“This is the spirit of Sky Valley in a much more mammoth-like shape” says a fan on Bandcamp, “and from an island without any deserts”. No deserts, but baking hot summers and bone-freezing winters. You get to experience such extreme weathers in Fatmate’s records and performances.
Anthony Sotelo (guitars/vox) and Harry Mecklenberg (bass) are childhood friends from Maidstone. They came to De Montfort University in 2013 and got together with drummer Luke Jones. There, they released two EPs: their homonymous debut, and Penenden Heath Sessions, before Luke left town and the band. After university, Ant and Harry were in different places; but once Leicester pulled them back in, they hooked up with Jordy Delaney.
Their first gig with Jordy was in March 2017 at Bodega in Nottingham, supporting Idles. Due to other ongoing projects, they’ve played less than ten times live ever since. Jordy drums with Kermes and organises gigs as Grilling Linda. Ant and Harry play with garage punk combo Knice, and as the more miscellaneous duo Spudge. Unfortunately, this multitasking has kept Fatmate “in the backburner”.
However, through the Internet, they’ve gained fans around the world. A guy in Kosovo plays their albums at his cafe. Another one in California listened to them on the way to his wedding and ended up singing one of their choruses instead of saying his vows. Jordy is flattered, but pessimistic. “I think they might disappear when we release the new record, ’cause it’s not stoner rock”.
Fatmate was making waves in the stoner rock community, the scene that let them join when they were teenagers. As they grew older, they also grew disenchanted by the same “recycled ideas”. They still like bands like Colour Haze, Sungrazer and Dead Meadow; but they prefer experimenting. The catalyst? Slint’s Spiderland.
“Their dynamics are second to none”, says Harry.
“They take their time with an idea and withdraw things out into something really simple”. Ant adds.
In Jordy’s words, “It refrains the way you think about how you make music”.
They recorded their upcoming album in just one weekend with Paul Warrener at Seamus Wong Studios, where they tried to funnel the energy from their initial nearly-daily rehearsals at Ant’s basement.
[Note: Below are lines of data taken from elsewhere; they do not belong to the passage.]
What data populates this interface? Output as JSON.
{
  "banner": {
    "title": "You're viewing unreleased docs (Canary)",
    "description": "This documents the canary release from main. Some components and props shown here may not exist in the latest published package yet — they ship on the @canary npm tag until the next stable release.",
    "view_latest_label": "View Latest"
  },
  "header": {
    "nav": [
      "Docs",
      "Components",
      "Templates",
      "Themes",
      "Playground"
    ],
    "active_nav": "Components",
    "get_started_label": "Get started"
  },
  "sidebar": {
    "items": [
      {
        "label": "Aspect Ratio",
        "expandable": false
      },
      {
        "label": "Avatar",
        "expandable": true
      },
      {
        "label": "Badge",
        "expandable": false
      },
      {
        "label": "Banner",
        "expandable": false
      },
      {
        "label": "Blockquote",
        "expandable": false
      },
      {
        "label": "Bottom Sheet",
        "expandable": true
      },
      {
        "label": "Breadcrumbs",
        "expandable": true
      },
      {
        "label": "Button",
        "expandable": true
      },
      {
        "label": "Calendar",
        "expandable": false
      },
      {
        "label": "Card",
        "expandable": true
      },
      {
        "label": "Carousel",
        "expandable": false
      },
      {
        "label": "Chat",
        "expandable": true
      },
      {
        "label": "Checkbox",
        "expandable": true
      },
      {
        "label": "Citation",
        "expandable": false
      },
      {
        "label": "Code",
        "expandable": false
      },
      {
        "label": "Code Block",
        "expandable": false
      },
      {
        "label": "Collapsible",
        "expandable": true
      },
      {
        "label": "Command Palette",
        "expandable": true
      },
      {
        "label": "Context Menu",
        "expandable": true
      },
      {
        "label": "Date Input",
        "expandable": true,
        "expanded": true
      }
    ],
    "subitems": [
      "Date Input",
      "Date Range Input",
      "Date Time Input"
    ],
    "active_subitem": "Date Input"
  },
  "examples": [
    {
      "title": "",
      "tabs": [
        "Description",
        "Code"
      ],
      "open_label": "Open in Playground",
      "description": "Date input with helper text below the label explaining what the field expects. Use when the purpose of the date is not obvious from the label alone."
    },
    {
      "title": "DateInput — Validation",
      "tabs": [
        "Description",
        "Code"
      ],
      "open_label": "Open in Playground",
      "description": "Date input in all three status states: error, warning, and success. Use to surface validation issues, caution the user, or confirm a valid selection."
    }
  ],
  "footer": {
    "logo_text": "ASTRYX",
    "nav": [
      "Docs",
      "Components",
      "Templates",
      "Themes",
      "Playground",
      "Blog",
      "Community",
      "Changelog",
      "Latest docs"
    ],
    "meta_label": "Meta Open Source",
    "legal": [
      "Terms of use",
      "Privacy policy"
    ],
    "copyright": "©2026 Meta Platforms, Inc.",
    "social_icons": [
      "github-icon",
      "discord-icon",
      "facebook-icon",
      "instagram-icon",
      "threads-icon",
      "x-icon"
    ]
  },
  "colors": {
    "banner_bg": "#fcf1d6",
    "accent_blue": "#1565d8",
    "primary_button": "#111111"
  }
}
There were a couple of stressful moments in the studio livetracking ten-minute songs, but they’re happy with every take.
Every band says their latest album is the best, but Fatmate means it. There was already a world of difference between the debut and Sessions; and while some fans felt alienated, some said it was their best to date.
They laugh when I ask them if they’re afraid of being called sell-outs, especially Ant:
“If we were sell-outs, we would’ve stuck to stoner rock and try to get on that bandwagon, but we didn’t. Maybe we shot ourselves on the foot but at the end of the day it was like, carry on playing the same formulaic stuff to try and make some sort of success in it or just do what we felt more interested in and see what happens”.
So we’ll see what happens.
Find and listen to Fatmate at fatmate.bandcamp.com